 On Halifax aircraft  between February 1943 to May 1945

 During the whole period of Halifax operations, just over two years, a total of 3954 aircraft sorties took off, of which 151 were recalled and 216 aborted, on 238 bombing and 56 mine laying raids.  103 aircraft were lost on operations, including one ditching and one in a collision on return. In addition 9 aircraft were written off after operations without loss of life. The average loss rate was 2.9% , excluding aborts & recalls.  However during  the first year  72 aircraft were lost on 1227 sorties giving an average  loss rate of 5.8%, which meant  that  during this period only one crew in six  completed a tour of operations.

 Overall on Halifax operations a total of   577 aircrew were killed or missing believed dead, and  a further 25 were killed in accidents some of which were closely connected with operations. 146 were taken  prisoners of war and 18 evaded capture. It is estimated that at least 1300 aircrew members served on Halifax aircraft with the Squadron.




[This “Squadron History” contains pictures, statistics, graphs, tables

together with a link to a copy of the Roll of Honour]

Association News.


The annual reunion dinner was held on Saturday 7th September at 7 p.m. at the YAM Elvington. Next day a service was held at 10:30 am in the church of the Holy Trinity in the village.

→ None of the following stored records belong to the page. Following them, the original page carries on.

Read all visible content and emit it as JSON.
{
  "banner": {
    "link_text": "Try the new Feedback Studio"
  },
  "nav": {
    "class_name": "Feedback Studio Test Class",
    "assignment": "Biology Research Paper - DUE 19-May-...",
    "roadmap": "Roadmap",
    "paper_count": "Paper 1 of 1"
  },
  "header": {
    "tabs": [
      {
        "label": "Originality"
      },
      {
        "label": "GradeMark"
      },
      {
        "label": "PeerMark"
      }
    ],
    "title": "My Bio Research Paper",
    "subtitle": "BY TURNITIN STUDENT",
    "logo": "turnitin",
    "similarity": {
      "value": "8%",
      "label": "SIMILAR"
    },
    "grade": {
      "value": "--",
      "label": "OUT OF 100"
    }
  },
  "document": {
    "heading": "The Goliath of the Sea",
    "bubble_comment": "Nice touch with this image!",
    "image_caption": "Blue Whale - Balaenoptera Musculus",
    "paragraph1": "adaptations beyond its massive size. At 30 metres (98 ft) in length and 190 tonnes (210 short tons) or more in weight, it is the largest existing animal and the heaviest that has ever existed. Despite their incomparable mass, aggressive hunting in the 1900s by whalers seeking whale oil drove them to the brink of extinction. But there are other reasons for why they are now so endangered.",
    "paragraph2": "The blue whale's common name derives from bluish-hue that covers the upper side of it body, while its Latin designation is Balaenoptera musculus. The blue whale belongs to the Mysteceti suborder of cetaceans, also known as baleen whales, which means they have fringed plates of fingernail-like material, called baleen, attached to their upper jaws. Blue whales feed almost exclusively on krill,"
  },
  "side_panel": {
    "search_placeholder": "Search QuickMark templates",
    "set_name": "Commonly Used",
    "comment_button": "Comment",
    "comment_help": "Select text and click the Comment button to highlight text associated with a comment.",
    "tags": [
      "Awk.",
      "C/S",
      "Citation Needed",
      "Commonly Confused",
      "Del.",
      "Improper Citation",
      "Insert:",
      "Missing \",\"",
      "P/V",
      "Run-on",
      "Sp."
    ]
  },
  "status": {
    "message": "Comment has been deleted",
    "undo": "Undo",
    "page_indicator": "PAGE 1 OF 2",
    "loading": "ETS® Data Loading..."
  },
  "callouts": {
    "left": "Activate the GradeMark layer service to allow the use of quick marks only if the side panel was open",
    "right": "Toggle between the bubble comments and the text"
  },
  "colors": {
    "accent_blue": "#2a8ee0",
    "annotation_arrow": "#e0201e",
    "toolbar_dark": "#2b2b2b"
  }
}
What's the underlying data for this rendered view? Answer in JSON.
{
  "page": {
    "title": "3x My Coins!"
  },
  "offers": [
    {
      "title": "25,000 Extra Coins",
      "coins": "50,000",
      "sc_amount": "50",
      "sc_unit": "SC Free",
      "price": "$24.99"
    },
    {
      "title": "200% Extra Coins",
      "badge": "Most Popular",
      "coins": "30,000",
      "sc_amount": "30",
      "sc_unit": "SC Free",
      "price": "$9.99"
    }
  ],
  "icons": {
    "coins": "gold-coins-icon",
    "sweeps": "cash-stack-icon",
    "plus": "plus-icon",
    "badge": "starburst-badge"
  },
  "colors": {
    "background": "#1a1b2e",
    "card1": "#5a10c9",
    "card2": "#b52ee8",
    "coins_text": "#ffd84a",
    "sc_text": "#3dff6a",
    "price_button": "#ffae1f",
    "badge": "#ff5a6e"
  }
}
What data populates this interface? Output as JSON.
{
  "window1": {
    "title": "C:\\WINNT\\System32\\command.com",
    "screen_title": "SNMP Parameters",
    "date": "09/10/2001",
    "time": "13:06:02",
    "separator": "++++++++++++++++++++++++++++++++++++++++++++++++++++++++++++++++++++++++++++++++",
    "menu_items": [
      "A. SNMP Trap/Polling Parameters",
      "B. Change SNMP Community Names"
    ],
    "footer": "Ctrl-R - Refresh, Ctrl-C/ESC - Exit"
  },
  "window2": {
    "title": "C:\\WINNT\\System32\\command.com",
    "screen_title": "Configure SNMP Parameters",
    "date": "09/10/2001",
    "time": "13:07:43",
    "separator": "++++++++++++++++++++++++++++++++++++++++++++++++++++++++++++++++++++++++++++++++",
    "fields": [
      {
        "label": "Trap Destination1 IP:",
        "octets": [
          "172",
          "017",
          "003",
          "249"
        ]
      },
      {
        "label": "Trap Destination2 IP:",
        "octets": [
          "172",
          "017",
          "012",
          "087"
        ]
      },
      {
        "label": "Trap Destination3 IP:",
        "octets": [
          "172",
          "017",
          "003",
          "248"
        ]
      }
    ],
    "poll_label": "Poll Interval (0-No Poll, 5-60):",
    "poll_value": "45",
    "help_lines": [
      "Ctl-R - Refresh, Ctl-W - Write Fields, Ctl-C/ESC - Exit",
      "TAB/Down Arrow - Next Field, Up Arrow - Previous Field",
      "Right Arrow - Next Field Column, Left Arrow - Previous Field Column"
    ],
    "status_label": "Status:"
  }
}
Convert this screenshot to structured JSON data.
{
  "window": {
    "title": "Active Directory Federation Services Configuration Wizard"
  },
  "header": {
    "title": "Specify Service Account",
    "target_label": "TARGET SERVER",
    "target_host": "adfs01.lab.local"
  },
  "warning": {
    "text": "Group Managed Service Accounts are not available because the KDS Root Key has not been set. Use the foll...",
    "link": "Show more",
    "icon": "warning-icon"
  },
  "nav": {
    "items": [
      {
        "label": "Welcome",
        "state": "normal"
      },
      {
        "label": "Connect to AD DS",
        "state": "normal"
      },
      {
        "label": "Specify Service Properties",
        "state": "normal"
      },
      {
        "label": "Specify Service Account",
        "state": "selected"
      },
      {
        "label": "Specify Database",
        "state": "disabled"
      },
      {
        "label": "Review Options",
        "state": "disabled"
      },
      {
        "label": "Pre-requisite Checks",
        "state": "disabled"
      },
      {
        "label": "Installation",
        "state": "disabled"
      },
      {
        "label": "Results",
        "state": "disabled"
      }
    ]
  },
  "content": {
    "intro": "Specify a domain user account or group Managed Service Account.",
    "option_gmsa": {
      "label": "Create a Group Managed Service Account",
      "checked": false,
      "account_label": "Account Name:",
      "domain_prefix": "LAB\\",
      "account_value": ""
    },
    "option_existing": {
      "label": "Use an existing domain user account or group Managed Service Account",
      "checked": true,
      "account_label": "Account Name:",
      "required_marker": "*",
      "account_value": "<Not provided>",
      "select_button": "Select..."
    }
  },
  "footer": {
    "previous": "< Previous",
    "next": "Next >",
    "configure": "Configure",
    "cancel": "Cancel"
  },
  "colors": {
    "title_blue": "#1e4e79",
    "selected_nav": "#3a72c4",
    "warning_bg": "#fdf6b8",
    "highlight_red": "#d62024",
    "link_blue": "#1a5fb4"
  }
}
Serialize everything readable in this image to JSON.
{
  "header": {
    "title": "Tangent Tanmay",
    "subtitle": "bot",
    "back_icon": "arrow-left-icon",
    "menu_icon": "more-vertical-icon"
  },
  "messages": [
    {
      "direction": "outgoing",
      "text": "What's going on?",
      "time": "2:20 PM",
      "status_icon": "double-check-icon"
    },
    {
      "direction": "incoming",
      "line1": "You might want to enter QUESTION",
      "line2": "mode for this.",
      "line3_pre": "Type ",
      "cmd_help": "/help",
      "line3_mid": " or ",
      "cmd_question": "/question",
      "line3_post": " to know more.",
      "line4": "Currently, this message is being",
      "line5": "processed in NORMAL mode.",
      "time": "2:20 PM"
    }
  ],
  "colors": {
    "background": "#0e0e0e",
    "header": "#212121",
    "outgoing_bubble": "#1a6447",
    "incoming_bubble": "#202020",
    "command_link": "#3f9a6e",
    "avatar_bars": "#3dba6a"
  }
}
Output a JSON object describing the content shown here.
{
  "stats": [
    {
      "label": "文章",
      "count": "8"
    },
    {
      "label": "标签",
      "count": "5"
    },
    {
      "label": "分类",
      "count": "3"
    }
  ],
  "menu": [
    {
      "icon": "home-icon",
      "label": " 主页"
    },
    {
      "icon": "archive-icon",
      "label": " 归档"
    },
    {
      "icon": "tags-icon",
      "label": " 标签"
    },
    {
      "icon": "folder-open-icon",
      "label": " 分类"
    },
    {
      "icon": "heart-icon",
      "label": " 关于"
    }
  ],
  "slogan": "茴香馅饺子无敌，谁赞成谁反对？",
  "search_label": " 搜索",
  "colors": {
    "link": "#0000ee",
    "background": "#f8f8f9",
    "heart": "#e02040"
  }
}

THE 2013 Reunion
Left to right: Colin Sutton, Bill Foote, Jeff Strain, Alberty, Mac McDonald, Ted Matthews, Ralph Tailford, Cyril Frazer, Ronnie Holmes, Bill Ball.

(© Rachel Semlyen)


The Chairman, Bill Foote, took over as the association's squadron historian in April 2010. Bill is not on the 'net' but he can be contacted by post. However  initially queries can be sent to the webmaster by email varley.mike@' , who will either try and answer them himself or pass them on to Bill, but do not expect a quick reply. Remember the association is a private one and does not hold any official records. We have limited information on those killed, in action, but do not have a record of all those who served on the squadron.  It always helps in dealing with queries concerning former members of the squadron if the service number, rank , trade and full name are given together with an indication of when they were with the squadron.

In 2013 Bill Foote handed over to mike Varley a copy of a transcript of the operational lists taken from the Squadron's Operational Record Books. Inevitably being a transcript of the originals they are not quite complete and may contain both omissions and minor errors, nevertheless they help Mike in tracing both crews and individual veterans, sadly they atre neither indexed nor digitised so searches have to be made manually and are very time consuming.


Would association members, or one of their family, send the Secretary an email address through which they may be contacted. It is a quick method and in practical terms FREE. Every exchange of letters by Royal Mail now costs over a pound, half of which has to borne by the Association's meagre budget.



The Association has a PayPal  account  through which anybody may make payments or donations from most countries.  This facilitate avoids the trauma in sending  either cheques, money orders or cash from overseas.   To make  a payment or donation first go to the following website - link;

then key in the following email address in the appropriate place

If you do not already have a PayPal account you will need to set one up, the instructions on how to do so are on the PayPal web site.  Make sure you understand the security implications.

 The only income the association has is from subscriptions and donations, we do not wish to increase the former so please consider a donation.

 RMGV 18052012

Table 1:



This site is written, prepared and hosted by Mike Varley, a navigator on the Squadron during 1944, for the association.

It is an entirely amateur developed production, 

Contact email :     Mike Varley   (click)

 The site has been included in the Yahoo Directory and appears in the data base of the Google search engine.The site is continuously under expansion & revision



Historical and statistical information is presented  in good faith from available sources but has no official backing .


 Click to go to   Mike Varley's Homepagel

The 77 Squadron RAF Memorial at Elvington




Revised on 11 September 2013